I don’t think we can understand the Middle East without seeing the racial narrative that informs the West and Israel. In this reading, civilised, advanced Israel is set against the barbarism and authoritarianism of Arabs. ‘Reasonable’ Western accounts of the Middle East portray Israelis as a small minority surrounded by people who by nature are hostile and anti-democratic. Resistance is ‘terror’.

Naturally, the West should ally itself with the one true democracy. So the West’s language of human rights is dropped in favour of ‘legitimate security concerns’; it assumes the impossibility of treating Jews and Arabs as equally human. Liberal commentators deplore violence, but themselves buy into a narrative that is fundamentally violent.

This narrative gives birth to madness. We had racial signs on bus shelters; Israel has freeways linking it to Jewish settlements on seized Palestinian land. Palestinians may not use them and they block passage through Palestinian areas.

To me, this narrative is as familiar as that of apartheid. It is also a narrative that lets the West off the hook. The Holocaust was a Western, not Arab, phenomenon. Western countries not guilty of the Holocaust refused to accept Jews fleeing the Nazis. There had been centuries of Christian anti-Semitism, centuries of Jews being refused the right to own land, or being confined to ghettoes.

In contrast, for centuries Jews had lived in harmony with Christian and Muslim Arabs across the Middle East. Generally Jews enjoyed greater security under Muslim rule than under Christian rule.

And as for the authoritarian nature of Muslim states, do people know that Britain and the US smashed the first Iranian democracy in 1953 and installed a repressive regime and that they armed repressive (and anti-Semitic) rulers and protected them against their populations? Take Bahrain now as an example.

The fact that this narrative is pernicious does not mean that it lacks power. It justifies to Israelis the continuing displacement of Palestinians, the language of ‘terrorism’, the silencing of questions over how violence is used, the failure to take responsibility for the deaths of families. It justifies to the United States that it supplies armaments that it knows will be used against civilians.

Challenge this narrative as an Israeli and you are branded a traitor.

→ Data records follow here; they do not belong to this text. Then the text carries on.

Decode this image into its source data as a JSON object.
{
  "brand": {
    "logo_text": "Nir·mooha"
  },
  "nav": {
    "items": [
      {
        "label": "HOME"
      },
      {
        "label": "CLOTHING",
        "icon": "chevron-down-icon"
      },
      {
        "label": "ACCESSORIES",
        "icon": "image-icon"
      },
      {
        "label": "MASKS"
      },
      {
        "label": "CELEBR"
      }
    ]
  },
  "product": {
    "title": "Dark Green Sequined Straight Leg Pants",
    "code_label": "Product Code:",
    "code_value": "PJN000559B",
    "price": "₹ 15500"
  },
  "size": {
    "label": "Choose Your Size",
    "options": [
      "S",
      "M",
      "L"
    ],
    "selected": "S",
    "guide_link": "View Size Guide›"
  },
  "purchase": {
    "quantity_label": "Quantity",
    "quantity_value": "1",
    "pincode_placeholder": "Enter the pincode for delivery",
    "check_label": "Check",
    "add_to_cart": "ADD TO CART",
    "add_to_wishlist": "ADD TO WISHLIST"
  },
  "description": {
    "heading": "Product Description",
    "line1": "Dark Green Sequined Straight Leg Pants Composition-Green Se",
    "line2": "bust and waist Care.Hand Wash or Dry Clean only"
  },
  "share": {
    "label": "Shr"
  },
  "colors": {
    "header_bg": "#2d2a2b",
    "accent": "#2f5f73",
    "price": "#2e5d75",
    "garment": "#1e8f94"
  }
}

Criticise Israel and you get the shrill defensiveness that I recall so well from the apologists of apartheid: We are not understood. We are the victims. You don’t understand Africa. You don’t understand the Middle East. There is a total onslaught against us.

It is time to end this narrative. Let it go the way of apartheid.

Crispin Hemson is Director of the International Centre of Nonviolence, based at Durban University of Technology

What is the link between nonviolence and urban ecology?

 


Wildlife belongs in the city 
by Crispin Hemson Hemson is the director of the International Centre for Nonviolence, based at the Durban University of Technology, and is also with the Wildlife and Environmental Society of South Africa.
The Mercury
24 Feb 2014

EARLY this month there was a noise out on the patio late in the night, and I peered out. A dark shape moved across, smoothly. I reached for my camera and quietly opened the door. It stopped to rest and when I took the photo, it was not too disturbed by… read more…